A microphone and film reels sitting in front of a sound mixing board

Stereophonic Recording


The late communications pioneer Hazard E. Reeves invented a system to synchronize sound recordings directly onto film in 1937. In 1946, he became a founder of Cinerama and developed the stereophonic sound system for the wraparound screen invention. He graduated with a mechanical engineering degree from Tech in 1928.

Vintage photo of a woman combing curly hair

Cold Permanent Waving

In the 1930s, electrical engineering graduate Arnold F. Willat invented a cold permanent waving solution, and, in 1981, was inducted into the Cosmetology Hall of Fame. Willat, who also invented a telephone cord coder, lived to the age of 102, dying in 1988. He graduated from Tech in 1907.

Gif of pump jack operating

Mark II Oilfield Pump


The beam-type oilfield pumping machine that has become the industry standard was designed by Georgia Tech 1938 general engineering graduate Joseph P. Byrd in the 1950s. The Mark II oilfield pump is known as the grasshopper and was selected for permanent exhibition in the Smithsonian Institution during the 1976 U.S. bicentennial celebration. Byrd died in 2010 at 94.

A satellite image of a hurricane

Saffir-Simpson Hurricane Wind Scale


School of Civil and Environmental Engineering alumnus Herbert Saffir is half of the reason we can attach labels to hurricanes. He and Robert Simpson, former director of the National Hurricane Center, are the names behind the official title: the Saffir-Simpson Wind Scale. The five-category system correlates a storm’s wind speeds with the kind of damage those winds will inflict on structures.

In addition to developing the hurricane scale in the late 1960s, Saffir, who graduated from Tech in 1940, also widely receives credit for writing and unifying building codes across South Florida, where he was a county engineer for many years. The work made him an expert in how hurricane-force winds damage structures. He died in 2007 at the age of 90.

Connector plates holding roof beams together

Gang-Nail Connector Plate

In 1955, J. Calvin Jureit transformed the homebuilding industry with the Gang-Nail, a connector plate made of galvanized steel with nail-like prongs to hold together two adjoining pieces of wood in a roof truss. Jureit graduated from Tech in 1949 with a degree in civil engineering. He died in 2005.

A hand holding an iPad showing the FalconView software

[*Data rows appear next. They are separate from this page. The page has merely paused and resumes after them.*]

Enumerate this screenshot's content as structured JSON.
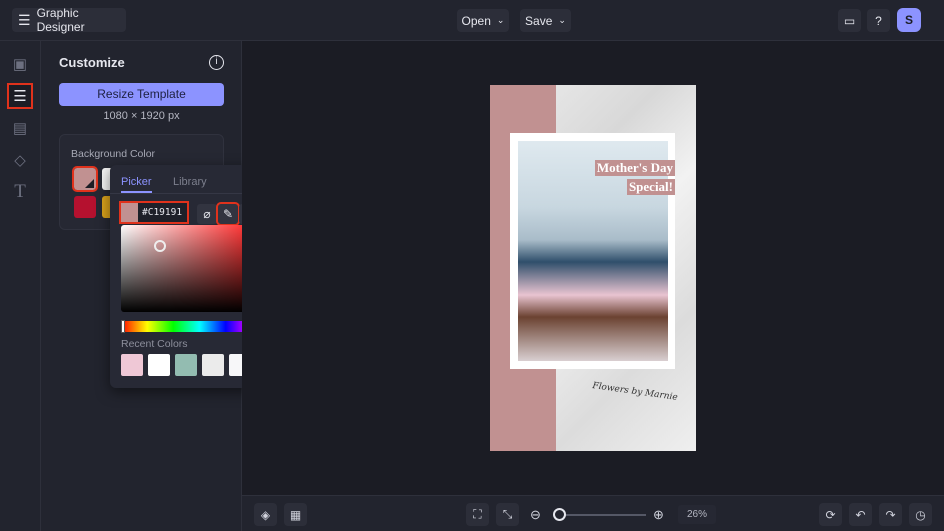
{
  "header": {
    "app_title": "Graphic Designer",
    "open_label": "Open",
    "save_label": "Save",
    "avatar_initial": "S"
  },
  "panel": {
    "title": "Customize",
    "resize_label": "Resize Template",
    "dimensions": "1080 × 1920 px",
    "bg_color_label": "Background Color"
  },
  "picker": {
    "tabs": [
      "Picker",
      "Library"
    ],
    "hex_value": "#C19191",
    "recent_label": "Recent Colors",
    "recent_colors": [
      "#efc8d6",
      "#ffffff",
      "#93bcb1",
      "#ebebeb",
      "#f7f7f9",
      "#e6bcbc"
    ]
  },
  "swatches": [
    "#c19191",
    "#f5f5f5",
    "#b5112f",
    "#d9a21b"
  ],
  "design": {
    "headline_1": "Mother's Day",
    "headline_2": "Special!",
    "signature": "Flowers by Marnie",
    "accent": "#c19191"
  },
  "bottom": {
    "zoom": "26%",
    "zoom_fraction": 0.05
  }
}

In 1994, the Georgia Tech Research Institute developed the FalconView Mapping Program for the U.S. Air National Guard to help military pilots with flight planning. It provides pilots with maps that help them anticipate what they will find as they carry out a mission. In addition to topographical information, the maps include obstacles, enemy positions, and other rapidly changing information. Today, it’s used by an estimated 80,000 people in the U.S. military, federal agencies, and allied countries for a wide variety of intelligence, planning, and operational tasks. Mobile and 3-D versions were upgrades introduced in 2014, FalconView’s 20th anniversary.

Want to create the next epic invention? Visit the College of Engineering at coe.gatech.edu.


Contributing Editor: Doug Goodwin
Digital Design: Erica Endicott
Microneedles: Christopher Moore
Prox-1: Josh Spradling / The Planetary Society
WD-40: Allison Carter
SIDS Monitor: Parker H. Petit Institute for Bioengineering & Bioscience
Oilfield pump: Wikimedia Commons
Hurricane: NOAA
FalconView: Rob Felt